=== TASK MATERIAL ===
▼▼▼
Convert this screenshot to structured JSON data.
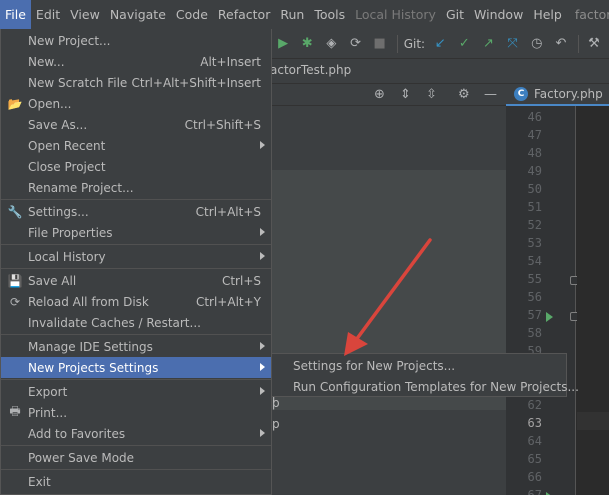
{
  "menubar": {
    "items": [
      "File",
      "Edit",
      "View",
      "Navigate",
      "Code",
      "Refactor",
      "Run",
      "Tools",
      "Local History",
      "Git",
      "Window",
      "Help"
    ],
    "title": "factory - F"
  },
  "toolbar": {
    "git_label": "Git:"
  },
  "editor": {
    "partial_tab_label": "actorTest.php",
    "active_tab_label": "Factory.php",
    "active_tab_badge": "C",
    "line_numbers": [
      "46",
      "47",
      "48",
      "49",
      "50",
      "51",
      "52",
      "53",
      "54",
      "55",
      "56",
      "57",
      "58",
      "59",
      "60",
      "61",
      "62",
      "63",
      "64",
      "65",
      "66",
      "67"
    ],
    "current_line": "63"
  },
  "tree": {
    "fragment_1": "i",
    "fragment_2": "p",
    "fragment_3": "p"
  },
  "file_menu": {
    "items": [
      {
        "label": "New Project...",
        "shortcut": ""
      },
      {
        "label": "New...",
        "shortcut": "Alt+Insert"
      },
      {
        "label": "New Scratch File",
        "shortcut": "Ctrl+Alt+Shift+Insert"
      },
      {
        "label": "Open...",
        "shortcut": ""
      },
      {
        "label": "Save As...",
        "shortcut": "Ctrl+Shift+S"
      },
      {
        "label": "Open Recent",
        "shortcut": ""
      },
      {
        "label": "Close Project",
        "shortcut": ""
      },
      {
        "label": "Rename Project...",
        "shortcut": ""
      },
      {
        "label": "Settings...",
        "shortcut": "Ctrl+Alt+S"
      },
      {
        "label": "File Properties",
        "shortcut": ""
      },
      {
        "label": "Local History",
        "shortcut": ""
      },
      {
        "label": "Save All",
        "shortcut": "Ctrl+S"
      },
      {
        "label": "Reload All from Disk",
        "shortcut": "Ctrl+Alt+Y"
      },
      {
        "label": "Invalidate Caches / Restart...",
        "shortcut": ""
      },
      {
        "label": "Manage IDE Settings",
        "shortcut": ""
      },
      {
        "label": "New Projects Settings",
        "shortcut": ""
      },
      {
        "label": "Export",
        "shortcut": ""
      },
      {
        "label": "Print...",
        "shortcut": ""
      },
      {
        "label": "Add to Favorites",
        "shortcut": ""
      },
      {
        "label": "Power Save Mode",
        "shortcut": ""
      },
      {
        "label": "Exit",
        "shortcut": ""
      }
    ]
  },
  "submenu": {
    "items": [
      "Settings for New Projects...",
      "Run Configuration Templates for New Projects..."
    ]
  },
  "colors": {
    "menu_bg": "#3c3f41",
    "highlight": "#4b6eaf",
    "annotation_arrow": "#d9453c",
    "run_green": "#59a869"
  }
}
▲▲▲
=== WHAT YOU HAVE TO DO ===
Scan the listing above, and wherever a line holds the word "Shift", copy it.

=== SOLUTION TO THE EXERCISE ===
        "shortcut": "Ctrl+Alt+Shift+Insert"
        "shortcut": "Ctrl+Shift+S"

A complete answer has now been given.